Geography May be an Independent Risk in HPV Oropharyngeal Cancer Prevalence
HealthDay News — There is geographic variation in the proportion of head and neck cancers attributable to human papillomavirus (HPV), according to a study published online January 8 in Head & Neck.
Hisham Mehanna, PhD, from the University of Birmingham in the United Kingdom, and colleagues tested formalin-fixed paraffin embedded diagnostic biopsies for p16 immunohistochemistry and HPV-DNA using validated protocols on samples from 801 patients with head and neck cancer. Participants were recruited prospectively between 2006 and 2011 in four randomized controlled trials.
The researchers found that 21% of patients were positive for both HPV-DNA and p16, detected primarily in oropharyngeal cancer (55%). HPV positivity was found in only 1% of patients with non-oropharyngeal cancer. There were differences in the prevalence of HPV-positive oropharyngeal cancer between Western Europe and Eastern Europe and Asia (37 versus 6 and 2%, respectively; both P < 0.0001). Tumor site and smoking were also independent determinants of HPV positivity.

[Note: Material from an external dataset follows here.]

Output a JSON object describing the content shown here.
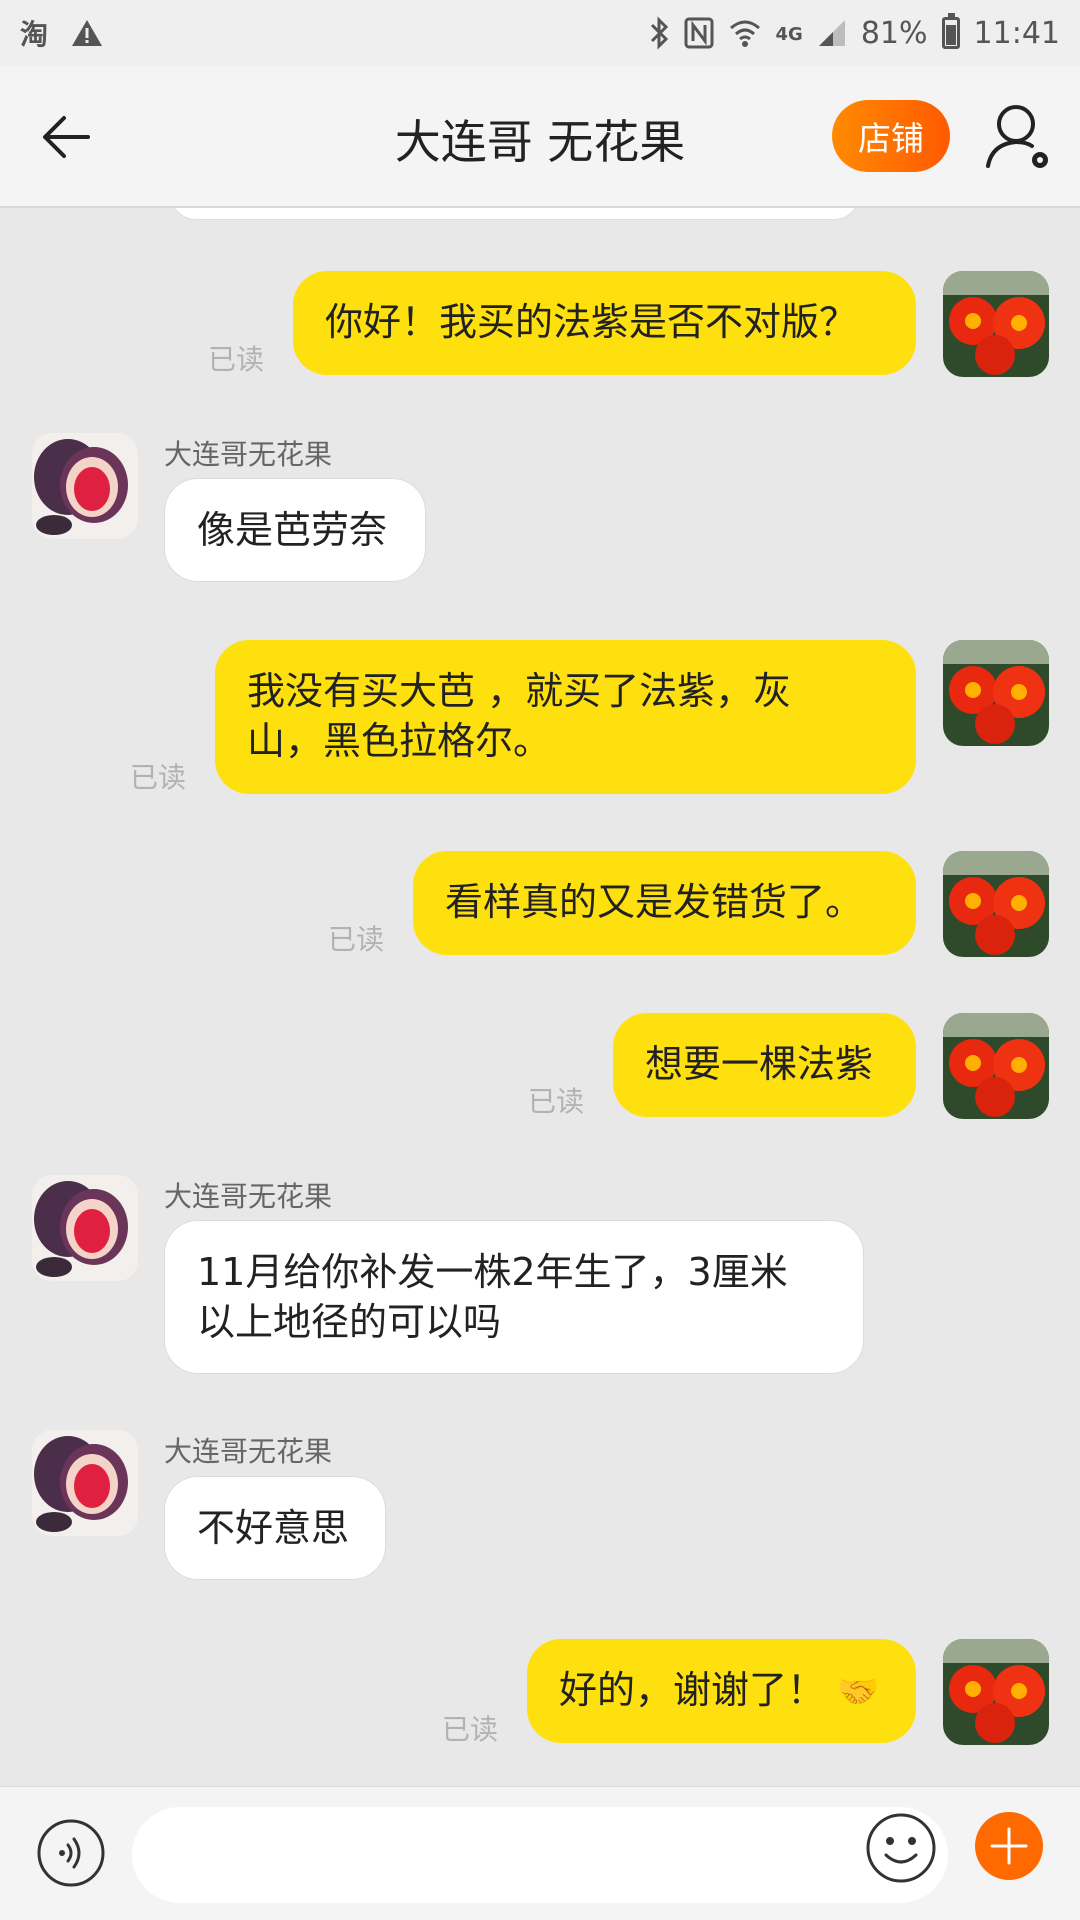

"This is the first study to establish geographic variability as an independent risk factor in HPV-positive oropharyngeal cancer prevalence, with higher prevalence in Western Europe," the authors write.

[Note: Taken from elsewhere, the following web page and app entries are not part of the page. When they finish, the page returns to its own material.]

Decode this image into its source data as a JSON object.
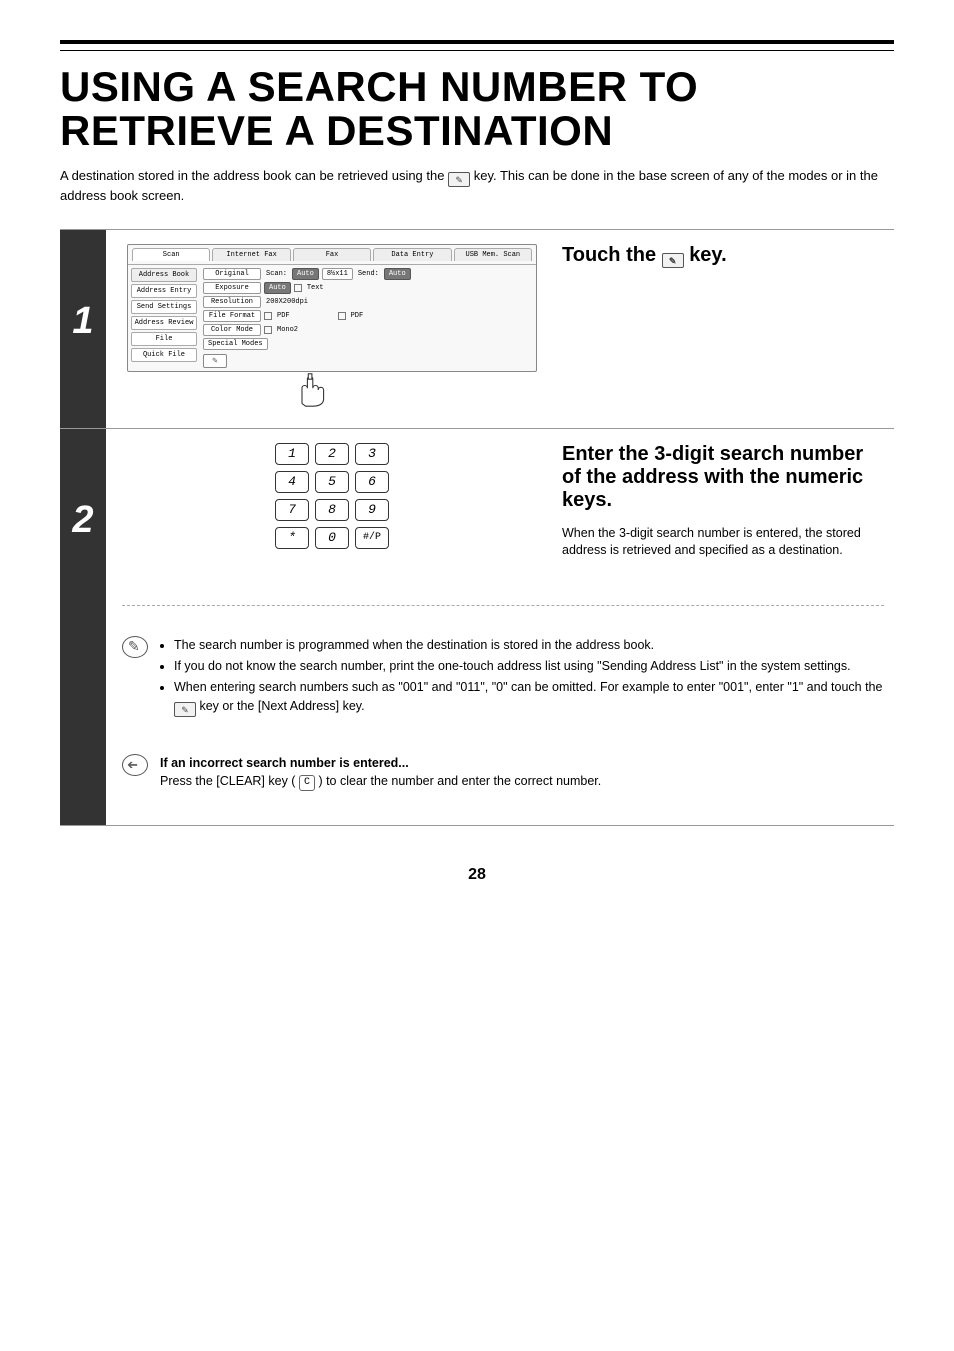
{
  "header": {
    "title": "USING A SEARCH NUMBER TO RETRIEVE A DESTINATION",
    "intro_before": "A destination stored in the address book can be retrieved using the ",
    "intro_after": " key. This can be done in the base screen of any of the modes or in the address book screen."
  },
  "step1": {
    "num": "1",
    "heading_before": "Touch the ",
    "heading_after": " key.",
    "screen": {
      "tabs": [
        "Scan",
        "Internet Fax",
        "Fax",
        "Data Entry",
        "USB Mem. Scan"
      ],
      "active_tab_index": 0,
      "side": [
        "Address Book",
        "Address Entry",
        "Send Settings",
        "Address Review",
        "File",
        "Quick File"
      ],
      "rows": [
        {
          "label": "Original",
          "v1": "Scan:",
          "p1": "Auto",
          "p2": "8½x11",
          "v2": "Send:",
          "p3": "Auto"
        },
        {
          "label": "Exposure",
          "p1": "Auto",
          "icon": true,
          "v1": "Text"
        },
        {
          "label": "Resolution",
          "v1": "200X200dpi"
        },
        {
          "label": "File Format",
          "icon1": true,
          "v1": "PDF",
          "icon2": true,
          "v2": "PDF"
        },
        {
          "label": "Color Mode",
          "icon1": true,
          "v1": "Mono2"
        },
        {
          "label": "Special Modes"
        }
      ]
    }
  },
  "step2": {
    "num": "2",
    "heading": "Enter the 3-digit search number of the address with the numeric keys.",
    "body": "When the 3-digit search number is entered, the stored address is retrieved and specified as a destination.",
    "keys": [
      "1",
      "2",
      "3",
      "4",
      "5",
      "6",
      "7",
      "8",
      "9",
      "*",
      "0",
      "#/P"
    ],
    "notes": [
      "The search number is programmed when the destination is stored in the address book.",
      "If you do not know the search number, print the one-touch address list using \"Sending Address List\" in the system settings.",
      "When entering search numbers such as \"001\" and \"011\", \"0\" can be omitted. For example to enter \"001\", enter \"1\" and touch the  key or the [Next Address] key."
    ],
    "warn_title": "If an incorrect search number is entered...",
    "warn_body_before": "Press the [CLEAR] key (",
    "warn_body_after": ") to clear the number and enter the correct number.",
    "clear_key": "C"
  },
  "page_number": "28"
}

Several authors disclosed financial ties to the pharmaceutical industry.